Intel and Carnegie Mellon University have developed technology that makes it happen, CNET reports. Each headlight projects not just a single beam, but a grid of several tiny beams (that's how the different-colored pixels are projected on the screen when there's actually an image being shown).
A camera behind the projector watches for raindrops, and a processor predicts their paths. Then the projector blocks out just the part of the grid where the rain is falling, darkening just the pixels in its way. Presto: a rainless view.
Intel says it'll be available in a decade, and even though it's not quite perfect--some drops still look like they sneak through, at least at the top of the driver's range of vision--it seems like a major safety improvement from windshield wipers and a prayer.

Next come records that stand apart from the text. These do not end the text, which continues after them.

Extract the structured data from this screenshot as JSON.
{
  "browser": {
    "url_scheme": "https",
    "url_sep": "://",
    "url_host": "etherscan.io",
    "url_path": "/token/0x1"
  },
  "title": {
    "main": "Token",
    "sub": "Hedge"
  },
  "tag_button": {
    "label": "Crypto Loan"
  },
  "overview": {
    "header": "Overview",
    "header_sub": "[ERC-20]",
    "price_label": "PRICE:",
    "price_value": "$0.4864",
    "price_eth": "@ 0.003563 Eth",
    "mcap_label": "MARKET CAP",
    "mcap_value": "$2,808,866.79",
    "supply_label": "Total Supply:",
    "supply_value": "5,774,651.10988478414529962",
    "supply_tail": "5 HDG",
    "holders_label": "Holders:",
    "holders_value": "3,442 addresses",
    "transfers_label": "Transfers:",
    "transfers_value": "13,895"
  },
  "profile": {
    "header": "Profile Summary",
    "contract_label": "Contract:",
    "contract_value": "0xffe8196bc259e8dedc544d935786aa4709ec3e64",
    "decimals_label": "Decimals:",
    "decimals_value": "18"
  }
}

Pretty sure that's snow in the clip. Must work the same either way, though driving through snow is a lot different then driving through rain.
Seem like a long time, it must more then technical problems, probably costs to much.
Nice as a thesis project, but long before this becomes half feasible, we will have self-driving cars. Useless.
We could always be surprise with a sudden upgrade of processors or other technology and then POOF the above proposal technology arrives sooner.
Hasn't this been reported here before?
Anyway the tech seems impractical right now, but if they actually get this to work it could be indispensable in cars of the future and even sports goggles, protective eye wear etc.
So it just doesn't shine any light on the individual rain drops? If the rain gets too heavy, wouldn't that just be the same as turning your headlights off?
Jason... you will be LONG rotting in a grave before the majority of cars on the road are self driving.
I never had these issues. Who can't drive if their headlights are wet? It is the windshield that needs to remain as dry as possible, and all we need for that is a hydrophobic film on it. I never thought "Gully, I could see a lot better if my wipers were dry"
12, I wouldn't count on it. Processing technology has been stuck on the same pace since it was invented.